Training Journal: Classes with Judith Leibowitz #5

November 4, 1977: "In bending, breathing is a support to the body, especially in the lower back. The widening back makes space for the breath and supports the arms.

Bending and picking up an object:

squatting child.jpg
  • Torso lengthening and widening
  • Stance appropriately wide to height of person
  • Releasing into monkey with no goal in mind
  • Maintaining shoulder width against gravity's tendency to pull shoulders in as torso bends, releasing shoulders out without contracting in the back
  • Arms and elbows releasing out, hands go under object to lift
  • Attention is to your own process and direction. You can leave or pick up object without a significant change in your directions and stance
  • Lifting is accomplished by standing up out of a bend

Kinesthetic feelings are not a reliable guide to postural situations. The feelings tend to reinforce what we have already done and known. Alexander Technique takes you into the unknown where you need to go beyond familiar feelings."

Idelle Packer, MS, PT, mAmSAT, certified teacher of the Alexander Technique, has been creatively exploring its broad application for over 35 years. In her private practice, Body Sense, in Asheville, NC, she teaches the Alexander Technique in context of physical therapy assessment and rehabilitation. She authored the chapter on the Alexander Technique in Springer Publishers’ Encyclopedia of Complementary Health Practices (1999). Her current passion is Contact Improvisation, a somatic and athletic improvisation form, to which she has been joyfully integrating the principles of the Technique over the past fifteen years.

Idelle Packer.png
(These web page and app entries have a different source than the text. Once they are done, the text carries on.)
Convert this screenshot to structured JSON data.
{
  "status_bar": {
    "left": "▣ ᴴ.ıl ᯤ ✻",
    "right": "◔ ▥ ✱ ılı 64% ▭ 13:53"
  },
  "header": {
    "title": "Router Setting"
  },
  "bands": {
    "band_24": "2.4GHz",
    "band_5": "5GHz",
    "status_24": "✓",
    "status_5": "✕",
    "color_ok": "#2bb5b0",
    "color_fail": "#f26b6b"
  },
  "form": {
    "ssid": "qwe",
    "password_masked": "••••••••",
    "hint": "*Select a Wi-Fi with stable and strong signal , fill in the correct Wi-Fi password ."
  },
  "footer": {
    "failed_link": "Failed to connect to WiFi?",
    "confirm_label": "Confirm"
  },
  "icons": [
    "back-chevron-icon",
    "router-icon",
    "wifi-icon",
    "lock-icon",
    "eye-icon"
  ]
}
Idelle Packer, MS, PT, mAmSAT, certified teacher of the Alexander Technique, has been creatively exploring its broad application for over 35 years. In her private practice, Body Sense, in Asheville, NC, she teaches the Alexander Technique in context of physical therapy assessment and rehabilitation. She authored the chapter on the Alexander Technique in Springer Publishers’ Encyclopedia of Complementary Health Practices (1999). Her current passion is Contact Improvisation, a somatic and athletic improvisation form, to which she has been joyfully integrating the principles of the Technique over the past fifteen years.